CHAPTER 7 ARGUMENTS WITH DEFIITIONAL AND MISSING PREMISES CHAPTER 7 ARGUMENTS WITH DEFIITIONAL AND MISSING PREMISES What You ll Learn in this Chapter In Chapters -5, we developed a skill set that s sufficient for the recognition, analysis, evaluation and construction

More information

Corporate Recruiter Tells All

Corporate Recruiter Tells All Corporate Recruiter Tells All Tips, Secrets, and Strategies to Landing Your Dream Job! By Ryan Fisher INTRODUCTION It pains me to see so many people working day after day at unsatisfying jobs with limited

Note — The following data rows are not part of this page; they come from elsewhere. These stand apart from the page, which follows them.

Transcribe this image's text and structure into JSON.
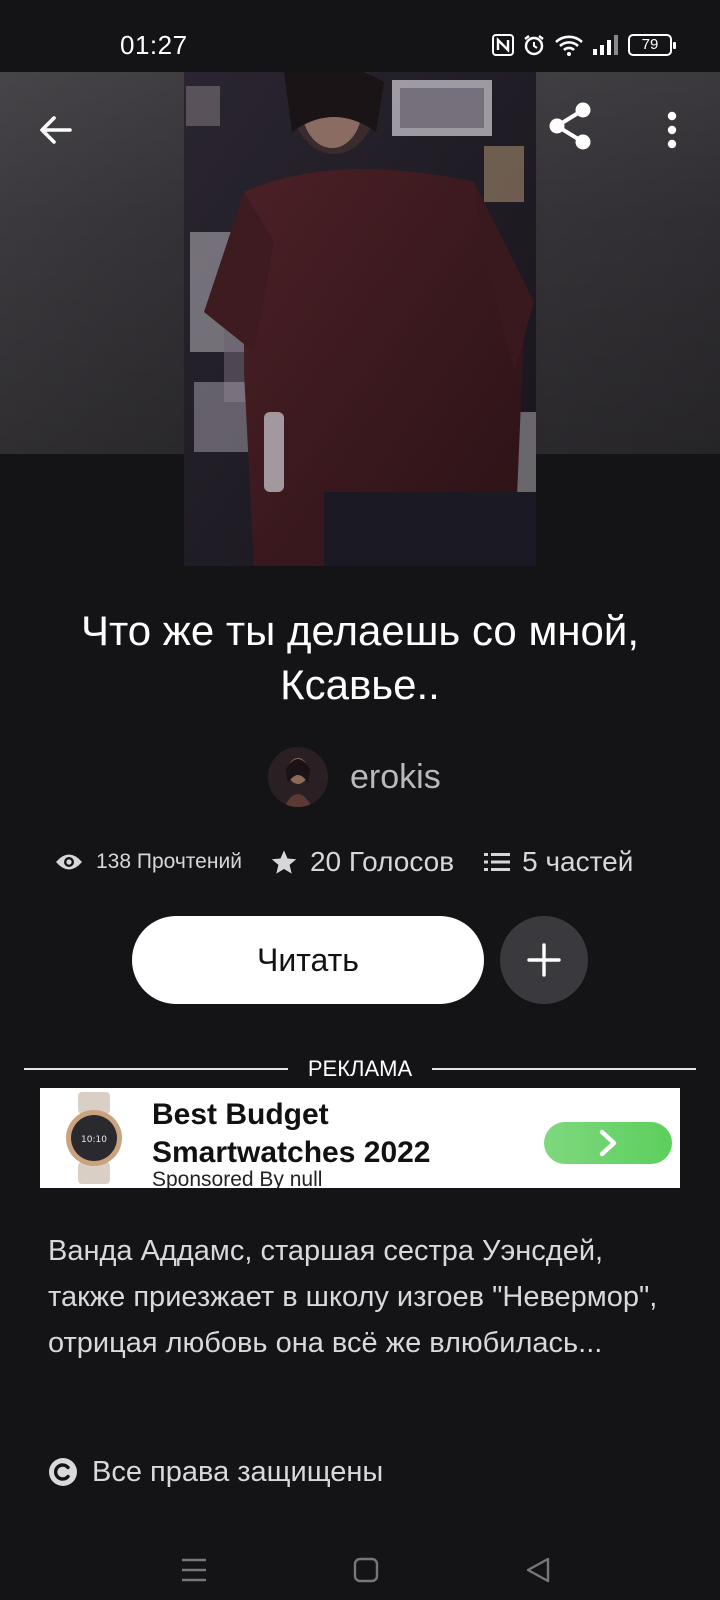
{
  "status_bar": {
    "time": "01:27",
    "battery": "79",
    "icons": [
      "nfc-icon",
      "alarm-icon",
      "wifi-icon",
      "signal-icon",
      "battery-icon"
    ]
  },
  "header": {
    "back_icon": "arrow-left-icon",
    "share_icon": "share-icon",
    "more_icon": "more-vertical-icon"
  },
  "story": {
    "title": "Что же ты делаешь со мной, Ксавье..",
    "author": "erokis",
    "stats": {
      "reads": "138 Прочтений",
      "votes": "20 Голосов",
      "parts": "5 частей"
    },
    "read_label": "Читать",
    "add_icon": "plus-icon",
    "description": "Ванда Аддамс, старшая сестра Уэнсдей, также приезжает в школу изгоев \"Невермор\", отрицая любовь она всё же влюбилась...",
    "copyright": "Все права защищены"
  },
  "ad": {
    "label": "РЕКЛАМА",
    "headline_line1": "Best Budget",
    "headline_line2": "Smartwatches 2022",
    "sponsor": "Sponsored By null",
    "cta_icon": "chevron-right-icon"
  },
  "nav": {
    "menu_icon": "menu-icon",
    "home_icon": "square-home-icon",
    "back_icon": "triangle-back-icon"
  },
  "colors": {
    "background": "#141316",
    "button_primary": "#ffffff",
    "button_secondary": "#3a393d",
    "ad_cta": "#5ccf5c"
  }
}
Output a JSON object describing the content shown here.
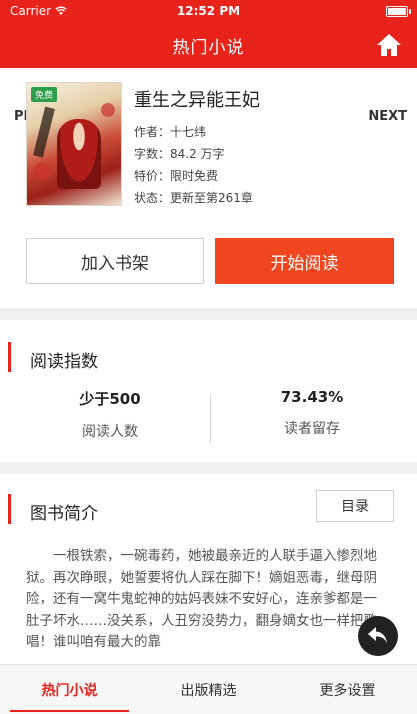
{
  "status_bar": {
    "carrier": "Carrier",
    "time": "12:52 PM"
  },
  "nav": {
    "title": "热门小说",
    "home_icon": "home-icon"
  },
  "book": {
    "prev_label": "PREV",
    "next_label": "NEXT",
    "cover_tag": "免费",
    "title": "重生之异能王妃",
    "meta": [
      {
        "key": "作者：",
        "value": "十七纬"
      },
      {
        "key": "字数：",
        "value": "84.2 万字"
      },
      {
        "key": "特价：",
        "value": "限时免费"
      },
      {
        "key": "状态：",
        "value": "更新至第261章"
      }
    ]
  },
  "actions": {
    "add_shelf": "加入书架",
    "start_read": "开始阅读"
  },
  "reading_index": {
    "header": "阅读指数",
    "readers_value": "少于500",
    "readers_label": "阅读人数",
    "retention_value": "73.43%",
    "retention_label": "读者留存"
  },
  "summary": {
    "header": "图书简介",
    "catalog_button": "目录",
    "text": "一根铁索，一碗毒药，她被最亲近的人联手逼入惨烈地狱。再次睁眼，她誓要将仇人踩在脚下！嫡姐恶毒，继母阴险，还有一窝牛鬼蛇神的姑妈表妹不安好心，连亲爹都是一肚子坏水……没关系，人丑穷没势力，翻身嫡女也一样把歌唱！谁叫咱有最大的靠"
  },
  "tabs": [
    {
      "label": "热门小说",
      "active": true
    },
    {
      "label": "出版精选",
      "active": false
    },
    {
      "label": "更多设置",
      "active": false
    }
  ],
  "colors": {
    "brand_red": "#e8231c",
    "cta_orange": "#f0461f"
  }
}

More information

Cognitive and behavioural therapy (CBT) for people with depression and anxiety What skills can service users expect their therapists to have?

Cognitive and behavioural therapy (CBT) for people with depression and anxiety What skills can service users expect their therapists to have? Cognitive and behavioural therapy (CBT) for people with depression and anxiety What skills can service users expect their therapists to have? Cognitive and behavioural therapy (CBT) for people with depression

More information

Why Your Job Search Isn t Working

Why Your Job Search Isn t Working Why Your Job Search Isn t Working 6 mistakes you re probably making and how to fix them I t s easy to think that your lack of success in finding a new job has nothing to do with you. After all, this is

More information

Writing = A Dialogue. Part I. They Say

Writing = A Dialogue. Part I. They Say Writing = A Dialogue You come late. When you arrive, others have long preceded you, and they are engaged in a heated discussion, a discussion too heated for them to pause and tell you exactly what it is

More information

You will by now not be surprised that a version of the teleological argument can be found in the writings of Thomas Aquinas.

You will by now not be surprised that a version of the teleological argument can be found in the writings of Thomas Aquinas. The design argument The different versions of the cosmological argument we discussed over the last few weeks were arguments for the existence of God based on extremely abstract and general features of

More information

Is the Symmetry Problem Really a Problem?

Is the Symmetry Problem Really a Problem? Is the Symmetry Problem Really a Problem? Eliza Block The Symmetry Problem 1 is a simple and powerful challenge to the Gricean explanation of a certain class of Quantity implicatures, to the effect that

More information

Distribution-Based Pricing Formulas. Are Not Arbitrage-Free

Distribution-Based Pricing Formulas. Are Not Arbitrage-Free Author s Response To Michael G. Wacek s Discussion Of a Paper Published In Proceedings Volume XC Distribution-Based Pricing Formulas Are Not Arbitrage-Free By David L. Ruhm Author s reply to discussion

More information

A Note on the Optimal Supply of Public Goods and the Distortionary Cost of Taxation

A Note on the Optimal Supply of Public Goods and the Distortionary Cost of Taxation A Note on the Optimal Supply of Public Goods and the Distortionary Cost of Taxation Louis Kaplow * Abstract In a recent article, I demonstrated that, under standard simplifying assumptions, it is possible

More information

Locke s psychological theory of personal identity

Locke s psychological theory of personal identity Locke s psychological theory of personal identity phil 20208 Jeff Speaks October 3, 2006 1 Identity, diversity, and kinds............................. 1 2 Personal identity...................................

More information

On the Paradox of the Question

On the Paradox of the Question On the Paradox of the Question Theodore Sider Analysis 57 (1997): 97 101 Ned Markosian (1997) tells a story in which philosophers have an opportunity to ask an angel a single question. In order to circumvent

More information